Dunedin Consort - Bach: Ich habe genug - MusicWeb International

It’s not so much that the Dunedin Consort and John Butt take us where no-one has gone before – though their recording of Copland’s In the Beginning and other works broke new ground for them – as that they take us over familiar territory and map it more clearly than most have done before. All their Bach recordings for Linn Records to date have cast new light on the highlands of his music, from the Brandenburg Concertos to the two Passion settings  and the b-minor Mass. If the Magnificat and Christmas cantatas and the present release seem like comparative lowlands, you won’t think so after hearing these Linn recordings. 

The opening Cantata No.82, which commemorates the words of the aged Simeon when Jesus was presented in the temple, was composed for Candlemas, the feast which commemorates that presentation on February 2nd. Luke tells us that, having waited all his life for the event, Simeon spoke the words which became the evening canticle Nunc Dimittis, “Now lettest thou thy servant depart in peace”, so the text of this cantata is an elaboration of that farewell theme: Simeon – and the Christian soul – have achieved enough in discovering Jesus. The tone is at once valedictory and consoling, set with some of Bach’s most beautiful, almost other-worldly music. There are some formidable competitors in this cantata. Those older recordings set a very high benchmark, but the new Linn recording is up there alongside them.

If Cantata No.32 doesn’t quite match the profound beauty of No.82, I would still have happily endured sitting through the 4-hour Hauptgottesdienst on a cold winter first Sunday after Epiphany in 1726 to hear a performance as appealing as this. Like the more famous Wachet auf, Cantata No.140, it’s a dialogue between the soul and Jesus, which Joanne Lunn and Matthew Brook bring off to a t. I’m more than happy to forego authenticity for this beautifully moving Linn performance.

The funeral cantata, No.106, seems to have been composed much earlier than the other works here, probably when Bach was still at Mühlhausen, aged about 23, but it’s far from an immature work. It has been speculated that the funeral was for Bach’s uncle; if so, it may help to explain the depth of sincerity with which Bach sets words which are far removed from the modern attitude to death, yet speak to us through the music. How Bach could achieve such musical maturity so soon would be known only to him – and perhaps even not to him – and God. Similarly, I can’t begin to tell you how the likes of the Dunedin Consort bring us such a wonderful recording as this of Cantata 106, only that they do. Trained as I am to use words and to teach others to use them, they fail on such occasions. Perhaps recording in the middle of the Covid pandemic brought the Consort closer to Bach’s world view; I know many seem to have rediscovered a sense of the spiritual, and this account of all these cantatas, not least No.106, is intensely spiritual.

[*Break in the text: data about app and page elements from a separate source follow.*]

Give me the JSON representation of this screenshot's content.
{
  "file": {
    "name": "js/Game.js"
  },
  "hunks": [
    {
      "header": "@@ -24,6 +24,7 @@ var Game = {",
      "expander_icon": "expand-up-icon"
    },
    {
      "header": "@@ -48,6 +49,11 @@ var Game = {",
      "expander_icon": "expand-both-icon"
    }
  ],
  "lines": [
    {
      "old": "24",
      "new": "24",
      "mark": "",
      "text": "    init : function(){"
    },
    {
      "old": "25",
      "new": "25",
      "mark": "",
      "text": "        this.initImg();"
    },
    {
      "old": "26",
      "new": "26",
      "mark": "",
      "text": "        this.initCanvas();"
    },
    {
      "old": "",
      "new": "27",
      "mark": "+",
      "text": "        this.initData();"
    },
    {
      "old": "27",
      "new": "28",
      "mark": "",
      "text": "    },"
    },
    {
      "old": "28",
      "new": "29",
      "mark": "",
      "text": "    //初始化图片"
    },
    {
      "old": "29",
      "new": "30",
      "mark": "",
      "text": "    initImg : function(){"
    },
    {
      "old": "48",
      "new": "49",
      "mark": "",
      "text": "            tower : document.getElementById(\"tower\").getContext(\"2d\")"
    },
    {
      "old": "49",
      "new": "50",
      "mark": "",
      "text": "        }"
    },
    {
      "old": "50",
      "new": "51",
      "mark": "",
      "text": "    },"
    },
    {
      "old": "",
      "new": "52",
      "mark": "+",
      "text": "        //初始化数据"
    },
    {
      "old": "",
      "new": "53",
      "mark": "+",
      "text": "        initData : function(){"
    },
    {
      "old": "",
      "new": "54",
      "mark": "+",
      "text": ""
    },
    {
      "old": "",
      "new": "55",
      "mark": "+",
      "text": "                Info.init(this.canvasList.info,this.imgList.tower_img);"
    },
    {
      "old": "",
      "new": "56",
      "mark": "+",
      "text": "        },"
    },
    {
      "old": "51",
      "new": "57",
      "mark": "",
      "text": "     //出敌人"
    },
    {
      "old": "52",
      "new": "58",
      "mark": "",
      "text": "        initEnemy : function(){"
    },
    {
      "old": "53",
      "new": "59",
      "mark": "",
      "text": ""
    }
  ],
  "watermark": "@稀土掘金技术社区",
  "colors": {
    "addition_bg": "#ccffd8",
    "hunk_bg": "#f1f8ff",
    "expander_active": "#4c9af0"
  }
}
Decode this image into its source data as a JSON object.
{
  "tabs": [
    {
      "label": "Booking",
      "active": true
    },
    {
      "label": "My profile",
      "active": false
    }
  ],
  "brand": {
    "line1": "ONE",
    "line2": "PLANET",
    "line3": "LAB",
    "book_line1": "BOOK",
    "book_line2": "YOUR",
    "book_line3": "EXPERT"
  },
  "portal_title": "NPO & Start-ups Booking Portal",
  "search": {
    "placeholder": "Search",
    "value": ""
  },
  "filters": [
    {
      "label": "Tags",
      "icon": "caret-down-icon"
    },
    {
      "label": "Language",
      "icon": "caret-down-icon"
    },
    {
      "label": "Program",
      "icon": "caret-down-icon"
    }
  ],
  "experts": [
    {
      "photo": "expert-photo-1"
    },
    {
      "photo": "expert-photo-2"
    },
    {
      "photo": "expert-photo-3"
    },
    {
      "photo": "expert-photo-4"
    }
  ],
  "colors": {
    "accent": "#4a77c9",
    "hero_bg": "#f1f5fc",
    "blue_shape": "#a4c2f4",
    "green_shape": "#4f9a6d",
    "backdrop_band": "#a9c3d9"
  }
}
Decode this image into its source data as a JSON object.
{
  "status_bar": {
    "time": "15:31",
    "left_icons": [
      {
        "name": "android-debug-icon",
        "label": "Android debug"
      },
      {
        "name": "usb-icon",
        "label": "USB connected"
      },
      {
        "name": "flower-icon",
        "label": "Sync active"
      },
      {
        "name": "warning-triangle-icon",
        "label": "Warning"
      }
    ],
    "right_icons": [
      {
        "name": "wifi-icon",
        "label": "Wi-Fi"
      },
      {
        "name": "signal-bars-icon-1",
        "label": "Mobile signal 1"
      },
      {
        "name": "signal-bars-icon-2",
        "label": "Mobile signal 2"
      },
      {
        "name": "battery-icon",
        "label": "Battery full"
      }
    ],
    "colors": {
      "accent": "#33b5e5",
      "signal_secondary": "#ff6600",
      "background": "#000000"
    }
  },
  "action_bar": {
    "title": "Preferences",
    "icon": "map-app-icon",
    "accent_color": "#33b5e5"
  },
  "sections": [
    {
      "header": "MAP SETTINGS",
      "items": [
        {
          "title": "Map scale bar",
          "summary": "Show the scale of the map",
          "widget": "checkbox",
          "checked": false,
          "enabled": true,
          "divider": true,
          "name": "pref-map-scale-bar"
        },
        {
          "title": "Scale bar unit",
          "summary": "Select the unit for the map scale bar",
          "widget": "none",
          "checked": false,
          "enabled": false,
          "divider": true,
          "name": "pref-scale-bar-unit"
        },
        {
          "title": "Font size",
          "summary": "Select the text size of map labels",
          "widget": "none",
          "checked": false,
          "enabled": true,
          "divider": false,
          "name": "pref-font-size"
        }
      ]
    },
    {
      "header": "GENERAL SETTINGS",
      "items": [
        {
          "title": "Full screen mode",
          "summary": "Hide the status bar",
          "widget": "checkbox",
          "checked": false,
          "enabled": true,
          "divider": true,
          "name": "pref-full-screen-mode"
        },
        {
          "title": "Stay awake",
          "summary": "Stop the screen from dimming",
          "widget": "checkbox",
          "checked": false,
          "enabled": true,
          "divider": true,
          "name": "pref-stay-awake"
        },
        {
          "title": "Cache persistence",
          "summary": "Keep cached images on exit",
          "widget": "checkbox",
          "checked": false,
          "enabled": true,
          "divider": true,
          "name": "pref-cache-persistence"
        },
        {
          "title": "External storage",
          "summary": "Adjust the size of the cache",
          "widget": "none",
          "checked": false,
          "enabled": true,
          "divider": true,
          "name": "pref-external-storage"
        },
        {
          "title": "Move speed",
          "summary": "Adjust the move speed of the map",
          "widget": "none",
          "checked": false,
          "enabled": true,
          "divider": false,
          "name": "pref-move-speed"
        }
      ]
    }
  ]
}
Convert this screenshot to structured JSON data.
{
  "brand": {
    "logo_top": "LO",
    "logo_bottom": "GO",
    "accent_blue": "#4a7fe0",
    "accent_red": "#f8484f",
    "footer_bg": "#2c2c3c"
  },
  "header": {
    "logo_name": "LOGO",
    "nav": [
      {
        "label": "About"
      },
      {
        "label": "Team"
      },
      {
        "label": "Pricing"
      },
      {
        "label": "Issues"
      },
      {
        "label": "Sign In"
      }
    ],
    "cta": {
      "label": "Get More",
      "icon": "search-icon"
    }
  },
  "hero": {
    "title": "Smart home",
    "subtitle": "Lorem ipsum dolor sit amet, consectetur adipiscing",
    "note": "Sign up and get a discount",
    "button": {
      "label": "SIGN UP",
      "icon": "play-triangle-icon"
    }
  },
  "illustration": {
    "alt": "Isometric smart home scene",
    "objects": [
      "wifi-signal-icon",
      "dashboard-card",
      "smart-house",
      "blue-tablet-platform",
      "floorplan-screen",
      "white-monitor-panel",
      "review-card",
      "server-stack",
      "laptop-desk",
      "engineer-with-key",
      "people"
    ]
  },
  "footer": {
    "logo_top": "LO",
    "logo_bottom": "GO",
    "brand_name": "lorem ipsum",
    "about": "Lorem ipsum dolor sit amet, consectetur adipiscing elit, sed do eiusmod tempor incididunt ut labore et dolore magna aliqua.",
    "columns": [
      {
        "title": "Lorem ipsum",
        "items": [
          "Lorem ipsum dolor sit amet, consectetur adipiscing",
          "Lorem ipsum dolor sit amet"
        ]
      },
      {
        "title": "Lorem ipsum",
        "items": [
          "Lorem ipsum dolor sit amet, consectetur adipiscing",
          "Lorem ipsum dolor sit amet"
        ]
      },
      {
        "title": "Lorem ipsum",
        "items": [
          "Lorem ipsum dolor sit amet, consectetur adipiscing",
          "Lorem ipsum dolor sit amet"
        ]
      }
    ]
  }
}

Forgetting about the complexities of coupling, however, the new Linn recording would be among my top two or three recommendations for each of the three cantatas which it contains.

MusicWeb International
20 October 2021